There. You just said it. It wasn’t that hard, was it?
So why is it so much more difficult to say “no” to others when they ask for more help than you know you can safely give? It’s almost as if you need a magical cape to conjure up the elusive superpower to say “No!”
Of course, the thing about capes is their tendency to get caught in jet engines — think Syndrome in The Incredibles. So let’s not go there.
But what can you do to better manage the many requests for assistance from well-meaning people who see you as someone who is good at getting things done?
Say no. You can do it. Really you can.
Here are a few key steps I’ve learned to develop the superpower to say “No.”
- Believe that you are in charge of you. It’s not “if only you believe,” but it all starts there. In that space between their request and your answer lies a place where you do have a choice — no matter what you tell yourself. Even if you find you can’t change the specific instance of the request, perhaps you can back up and change the reason the request is being made in the first place.
- Know that you’re responsible for you. We like to play the victim far too often by acting as if we just can’t help but say “yes.” But often the reason we give for complying has more to do with our own fear of confronting or disappointing and less with reality.
- Get clear on your priorities. One reason we struggle to say no to so many good things is that we haven’t yet discovered what the best things for us might be. Because we’re not sure where we’re going, any old train will do to get there. Instead, take time to live intentionally by developing a life plan.
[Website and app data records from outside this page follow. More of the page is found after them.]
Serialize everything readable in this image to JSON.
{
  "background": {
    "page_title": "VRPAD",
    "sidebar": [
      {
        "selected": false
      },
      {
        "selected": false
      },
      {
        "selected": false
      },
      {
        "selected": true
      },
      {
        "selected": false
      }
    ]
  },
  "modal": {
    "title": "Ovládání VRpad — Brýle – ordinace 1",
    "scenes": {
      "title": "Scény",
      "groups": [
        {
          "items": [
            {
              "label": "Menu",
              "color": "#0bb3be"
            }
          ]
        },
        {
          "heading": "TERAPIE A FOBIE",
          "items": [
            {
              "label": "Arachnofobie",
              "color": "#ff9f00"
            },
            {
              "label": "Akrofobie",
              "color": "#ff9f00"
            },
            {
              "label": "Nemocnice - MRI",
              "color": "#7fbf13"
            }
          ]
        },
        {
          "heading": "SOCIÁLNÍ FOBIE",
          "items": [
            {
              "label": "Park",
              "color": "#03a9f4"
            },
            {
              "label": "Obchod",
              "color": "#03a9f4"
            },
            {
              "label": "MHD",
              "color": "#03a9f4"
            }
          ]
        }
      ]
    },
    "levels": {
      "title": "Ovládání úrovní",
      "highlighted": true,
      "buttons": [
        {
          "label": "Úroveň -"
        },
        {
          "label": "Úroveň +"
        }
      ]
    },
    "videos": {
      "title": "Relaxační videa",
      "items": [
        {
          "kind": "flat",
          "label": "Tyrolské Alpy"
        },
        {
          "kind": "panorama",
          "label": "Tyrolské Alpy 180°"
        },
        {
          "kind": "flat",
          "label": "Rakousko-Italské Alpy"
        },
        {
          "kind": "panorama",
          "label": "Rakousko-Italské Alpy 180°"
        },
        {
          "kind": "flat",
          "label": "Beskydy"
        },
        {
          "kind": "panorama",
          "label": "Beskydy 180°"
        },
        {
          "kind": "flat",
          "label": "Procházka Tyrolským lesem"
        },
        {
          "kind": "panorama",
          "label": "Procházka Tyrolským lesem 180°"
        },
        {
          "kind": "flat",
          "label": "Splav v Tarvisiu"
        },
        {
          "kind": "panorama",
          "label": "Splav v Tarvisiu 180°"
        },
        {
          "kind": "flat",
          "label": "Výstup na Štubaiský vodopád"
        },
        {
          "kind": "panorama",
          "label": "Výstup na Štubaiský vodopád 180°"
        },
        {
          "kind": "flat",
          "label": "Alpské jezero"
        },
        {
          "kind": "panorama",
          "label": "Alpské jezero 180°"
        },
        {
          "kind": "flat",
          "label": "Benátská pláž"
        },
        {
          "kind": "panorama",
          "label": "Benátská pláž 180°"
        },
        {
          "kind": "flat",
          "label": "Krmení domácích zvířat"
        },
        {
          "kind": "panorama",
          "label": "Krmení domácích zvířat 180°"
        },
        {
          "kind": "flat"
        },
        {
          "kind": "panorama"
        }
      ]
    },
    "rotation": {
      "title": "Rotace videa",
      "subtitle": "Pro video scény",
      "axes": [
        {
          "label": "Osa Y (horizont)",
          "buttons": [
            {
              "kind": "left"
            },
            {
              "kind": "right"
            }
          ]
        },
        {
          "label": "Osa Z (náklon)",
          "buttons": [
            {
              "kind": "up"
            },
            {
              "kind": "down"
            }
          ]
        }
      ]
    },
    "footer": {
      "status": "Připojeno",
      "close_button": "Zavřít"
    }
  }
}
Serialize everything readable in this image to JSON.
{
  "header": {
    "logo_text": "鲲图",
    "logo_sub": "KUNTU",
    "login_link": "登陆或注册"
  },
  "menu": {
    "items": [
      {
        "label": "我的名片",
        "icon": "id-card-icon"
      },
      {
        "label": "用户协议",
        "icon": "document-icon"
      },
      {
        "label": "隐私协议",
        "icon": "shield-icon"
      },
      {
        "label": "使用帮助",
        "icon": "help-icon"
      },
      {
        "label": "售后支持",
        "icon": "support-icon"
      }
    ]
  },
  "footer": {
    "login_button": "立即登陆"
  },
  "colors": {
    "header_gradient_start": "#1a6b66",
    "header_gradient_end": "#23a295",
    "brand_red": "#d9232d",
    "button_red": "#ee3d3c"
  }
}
- Fear God more than people. Ed Welch has written a tremendous book on this topic entitled When People Are Big and God is Small: Overcoming Peer Pressure, Codependency, and the Fear of Man (Resources for Changing Lives). If we see our responsibility to be pleasing to our Creator as the main thing, our fears about disappointing the people He made seem to shrink rather quickly.
- Get over yourself. Guess what? If you dropped dead tomorrow, life would go on. We’d miss you, of course, but 90% of the stuff you do would get done by someone else. Don’t think it all rests on your shoulders. Sorry. It doesn’t. Instead, focus on the 10% that can only be done by you.
Do you struggle to say no? What steps have you taken to harness this superpower that seems so elusive to so many of us? Leave comment with a click here to share the growth.